Searching for the Missing Link in Economic Development: Productive Relations Under Stress in South Africa
The paper draws on empirical research in two labour-intensive sectors in South Africa, forestry and clothing. These highlight the varied, changing and adaptive nature of the labour-capital struggle. Clothing, textiles, leather and footwear contributed 60-80,000 jobs and ~8% of GDP in 2013. During the same period, the forestry sector employed some 165,900 people and contributed ~1% of GDP. Employment structures have been changing with a rise of outsourcing and informal employment, reproducing the marginalisation of labour. While economic theories make assumptions and conclusions about labour and the production process, these are usually at the passive end of transformations in capital accumulation.
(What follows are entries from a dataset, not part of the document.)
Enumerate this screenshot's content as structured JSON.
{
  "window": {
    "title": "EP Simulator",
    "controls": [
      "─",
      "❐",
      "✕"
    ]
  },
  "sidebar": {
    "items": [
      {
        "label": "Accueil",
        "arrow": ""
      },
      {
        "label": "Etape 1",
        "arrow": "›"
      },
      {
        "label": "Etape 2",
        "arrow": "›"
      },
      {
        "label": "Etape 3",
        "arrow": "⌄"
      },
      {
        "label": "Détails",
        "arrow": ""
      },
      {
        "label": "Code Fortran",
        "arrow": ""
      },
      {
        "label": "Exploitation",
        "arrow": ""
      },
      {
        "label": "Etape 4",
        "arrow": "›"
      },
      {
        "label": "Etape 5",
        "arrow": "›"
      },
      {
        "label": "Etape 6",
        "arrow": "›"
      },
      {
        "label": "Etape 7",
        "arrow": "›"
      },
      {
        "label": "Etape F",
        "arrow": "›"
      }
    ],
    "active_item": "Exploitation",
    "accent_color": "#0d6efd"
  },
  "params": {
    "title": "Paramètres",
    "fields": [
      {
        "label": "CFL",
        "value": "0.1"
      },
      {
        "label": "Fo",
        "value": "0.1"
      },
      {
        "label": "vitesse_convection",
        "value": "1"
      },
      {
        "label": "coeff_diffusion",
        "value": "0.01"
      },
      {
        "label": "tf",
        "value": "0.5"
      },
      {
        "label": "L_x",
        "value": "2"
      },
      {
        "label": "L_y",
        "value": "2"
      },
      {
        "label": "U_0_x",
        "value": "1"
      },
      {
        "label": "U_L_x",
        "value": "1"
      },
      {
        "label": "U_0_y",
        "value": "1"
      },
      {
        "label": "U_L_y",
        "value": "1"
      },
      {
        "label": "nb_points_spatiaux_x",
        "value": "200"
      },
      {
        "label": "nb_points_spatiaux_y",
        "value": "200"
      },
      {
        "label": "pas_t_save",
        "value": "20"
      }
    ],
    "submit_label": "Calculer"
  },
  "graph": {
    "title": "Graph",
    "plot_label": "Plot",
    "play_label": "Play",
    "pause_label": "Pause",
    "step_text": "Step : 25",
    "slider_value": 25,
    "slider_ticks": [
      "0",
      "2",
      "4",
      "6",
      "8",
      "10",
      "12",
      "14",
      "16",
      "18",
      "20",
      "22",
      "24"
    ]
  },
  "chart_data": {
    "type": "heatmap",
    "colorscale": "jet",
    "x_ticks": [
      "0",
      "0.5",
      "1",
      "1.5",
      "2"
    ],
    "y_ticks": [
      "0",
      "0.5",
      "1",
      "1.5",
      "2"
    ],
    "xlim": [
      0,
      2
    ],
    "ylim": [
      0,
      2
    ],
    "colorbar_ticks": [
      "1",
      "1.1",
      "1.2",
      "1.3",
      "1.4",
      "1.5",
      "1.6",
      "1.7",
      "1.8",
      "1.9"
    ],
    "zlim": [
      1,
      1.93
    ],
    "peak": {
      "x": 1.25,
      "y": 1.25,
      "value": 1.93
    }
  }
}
There is a gap in understanding the actual features and dynamics that take place in what Marx referred to as the ‘hidden abode of production’. A more nuanced understanding of the labour process, the distribution of power, and nature of worker organisation in production is fundamental to developing alternative conceptualisations of the relations between supply and demand.